This assignment of seating was appropriate for teaching approaches geared towards treating children as an empty vessel and a passive learner. The teachers’ role was to transmit information through instruction and the children listened. This approach to teaching was influenced by the behaviourist theory which advocates that children learn through practice and drill particularly in the areas of spelling, writing and mathematic (Pollard, 2002). Thus in this instance the organisation of the classroom was driven by and underlying assumption of how learning occurs.
Seating in rows was effective in the early part of the century as much emphasis was placed toward teaching whole class and individual. If classroom were arranged in groups, this would have distracted children from learning. Today much has changed not just the organisation of tables and chairs but the whole teaching style, which now places greater emphasis on collaborative and group teaching. In today’s primary classes, classrooms are predominately organised in a manner that promotes group or collaborative teaching (see appendix 1).
Indeed this was evident in the classrooms visited during the observation week, where all of the classrooms, from year 1 to year 6, displayed these types of seating arrangement. (Appendix 2, 3 & 4) The “group” paradigm was initiated after the Plowden report, which emphasised the importance of one to one teaching but recognised the problem of sharing the teachers’ time equally amongst the pupils. Only 7 or 8 minutes a day would be available for each child if all teaching were individual (Bennett 2002).

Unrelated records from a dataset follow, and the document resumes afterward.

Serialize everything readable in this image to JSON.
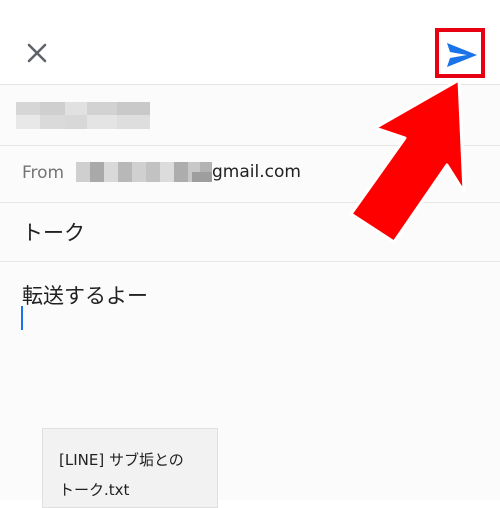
{
  "header": {
    "close_icon": "close-icon",
    "send_icon": "send-icon"
  },
  "from": {
    "label": "From",
    "value_suffix": "gmail.com"
  },
  "subject": "トーク",
  "body": "転送するよー",
  "attachment": {
    "name_line1": "[LINE] サブ垢との",
    "name_line2": "トーク.txt"
  },
  "colors": {
    "accent": "#1a73e8",
    "highlight": "#e60012"
  }
}
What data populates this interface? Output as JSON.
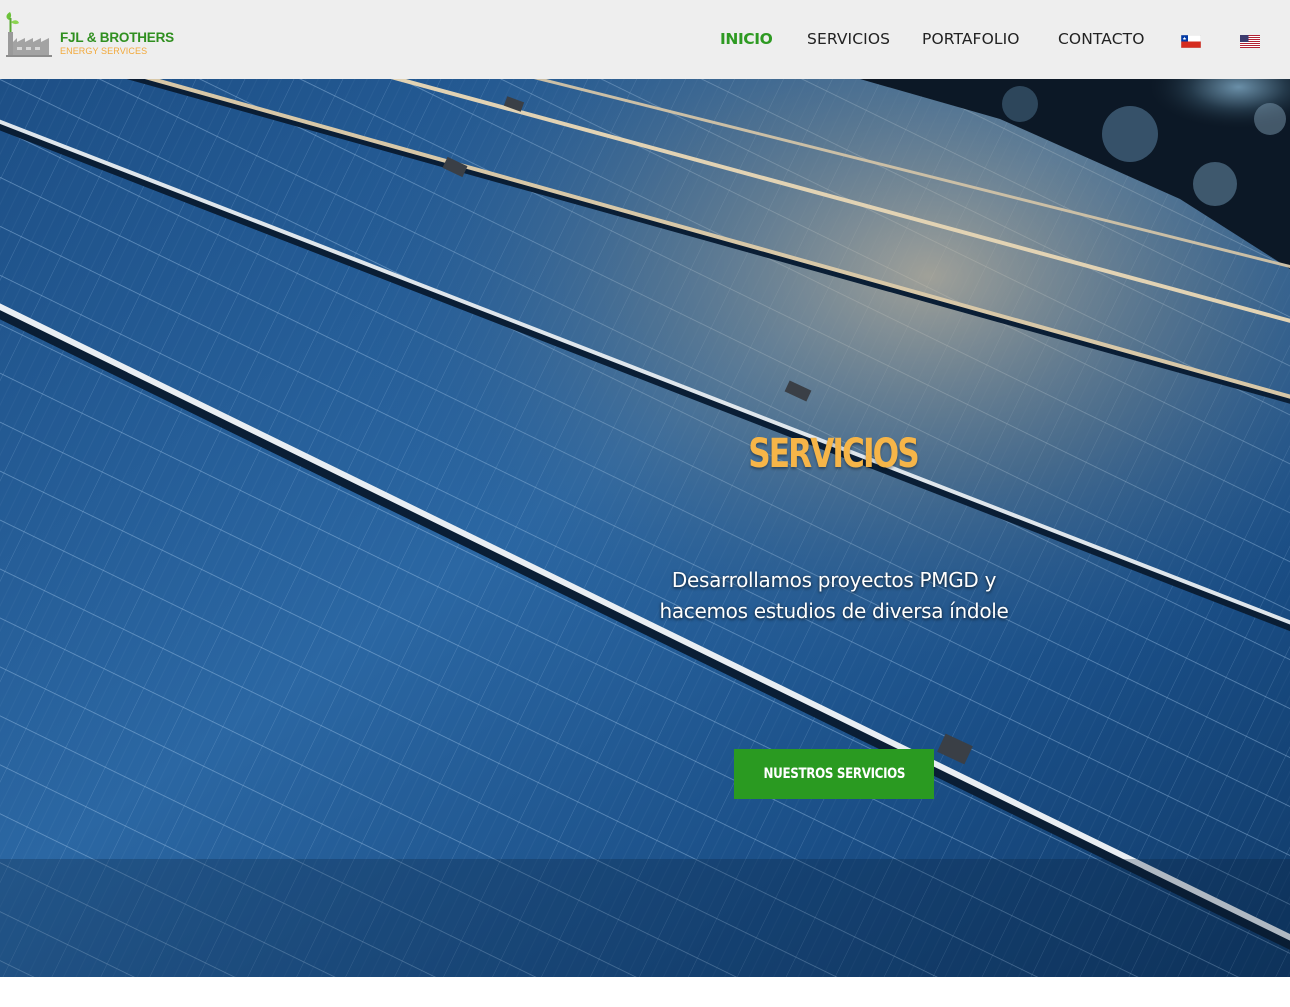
{
  "brand": {
    "name": "FJL & BROTHERS",
    "tagline": "ENERGY SERVICES",
    "logo_icon": "factory-plant-icon"
  },
  "nav": {
    "items": [
      {
        "label": "INICIO",
        "active": true
      },
      {
        "label": "SERVICIOS",
        "active": false
      },
      {
        "label": "PORTAFOLIO",
        "active": false
      },
      {
        "label": "CONTACTO",
        "active": false
      }
    ],
    "languages": [
      {
        "icon": "chile-flag-icon"
      },
      {
        "icon": "usa-flag-icon"
      }
    ]
  },
  "hero": {
    "title": "SERVICIOS",
    "subtitle_line1": "Desarrollamos proyectos PMGD y",
    "subtitle_line2": "hacemos estudios de diversa índole",
    "button_label": "NUESTROS SERVICIOS",
    "background": "solar-panels-photo"
  },
  "colors": {
    "header_bg": "#eeeeee",
    "nav_active": "#2e9a22",
    "brand_green": "#2f8f1f",
    "brand_orange": "#f2a93b",
    "title_orange": "#f6b548",
    "button_green": "#2a9a21"
  }
}
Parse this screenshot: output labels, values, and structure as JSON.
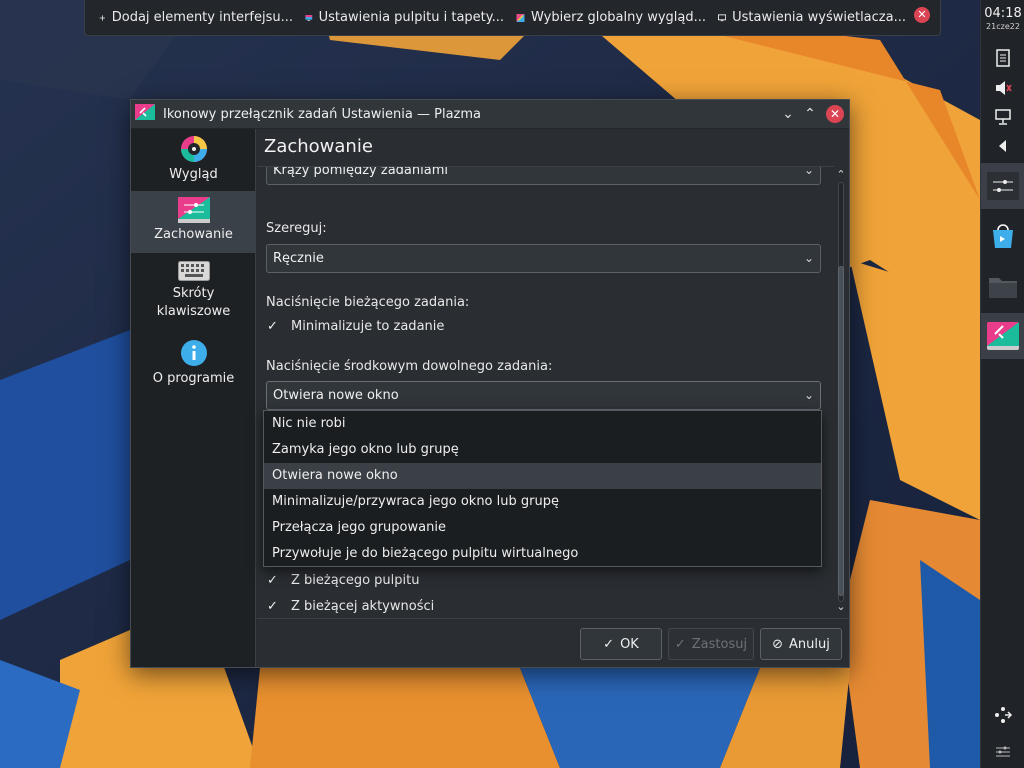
{
  "taskbar": {
    "tasks": [
      {
        "label": "Dodaj elementy interfejsu...",
        "icon": "plus-icon"
      },
      {
        "label": "Ustawienia pulpitu i tapety...",
        "icon": "desktop-settings-icon"
      },
      {
        "label": "Wybierz globalny wygląd...",
        "icon": "global-theme-icon"
      },
      {
        "label": "Ustawienia wyświetlacza...",
        "icon": "display-icon"
      }
    ]
  },
  "panel": {
    "time": "04:18",
    "date": "21cze22"
  },
  "dialog": {
    "title": "Ikonowy przełącznik zadań Ustawienia — Plazma",
    "page_title": "Zachowanie",
    "sidebar": [
      {
        "label": "Wygląd",
        "icon": "appearance-icon"
      },
      {
        "label": "Zachowanie",
        "icon": "behavior-icon"
      },
      {
        "label": "Skróty klawiszowe",
        "icon": "keyboard-icon"
      },
      {
        "label": "O programie",
        "icon": "info-icon"
      }
    ],
    "top_combo_value": "Krąży pomiędzy zadaniami",
    "sort_label": "Szereguj:",
    "sort_value": "Ręcznie",
    "click_current_label": "Naciśnięcie bieżącego zadania:",
    "minimize_check": "Minimalizuje to zadanie",
    "middle_click_label": "Naciśnięcie środkowym dowolnego zadania:",
    "middle_click_value": "Otwiera nowe okno",
    "dropdown_options": [
      "Nic nie robi",
      "Zamyka jego okno lub grupę",
      "Otwiera nowe okno",
      "Minimalizuje/przywraca jego okno lub grupę",
      "Przełącza jego grupowanie",
      "Przywołuje je do bieżącego pulpitu wirtualnego"
    ],
    "dropdown_selected_index": 2,
    "filter_checks": [
      "Z bieżącego pulpitu",
      "Z bieżącej aktywności"
    ],
    "buttons": {
      "ok": "OK",
      "apply": "Zastosuj",
      "cancel": "Anuluj"
    }
  }
}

The report recommended primary education should focus on collaborative teaching and small group teaching with the view that these form of teaching style would encourage group discussion and interaction with others. Although there was no explicit mention of seating arrangement it seemed sensible for schools to arrange their classrooms to support collaborative teaching. These teaching styles are consistence with social constructivist approach, stemming from the belief that children learn from others through social interaction.
Therefore the social constructivist classroom is organised by seating of 4 or 6 children together. Furthermore grouping allows the teacher to form “ability groups. ” These groupings also serve practical functions in that arranging tables together facilitate access to resources (such as sharpeners, glues, crayon etc) which can be placed in the middle of the table and encourage sharing. So does seating arrangements actually make any difference to teaching and learning? There has been much research suggesting that the seating arrangement in classrooms makes a difference to teaching and learning.
Alexrod et al (1979, in Hasting 2002) in an American study examined the on-task and disruptive behaviour rate of a class of 7 and 8 years old. They found that when the children sat in rows they were high “on task” and substantially low in disruptive behaviour. However when the classroom was re-arranged to group seating the on task was low and disruptive behaviour was high. They concluded that the children behaved differently in the two different contexts. These findings were replicated by Wheldall et al (1989) with slightly older children (10 and 11 years old).
Does this mean that classrooms should revert back to organising the seating in rows? Not necessarily, it is simply not just the sitting arrangement of children in groups that yielded these results but rather a mismatch between collaborative sitting of the group and the individual learning task which are given to pupils (Alexander 1992). The result is that the sitting in groups may distract pupils from their work if the task involves working alone. The case for children sitting around tables in order to be taught together or to work together as a group only makes sense if group teaching and group work are commonly used as teaching method.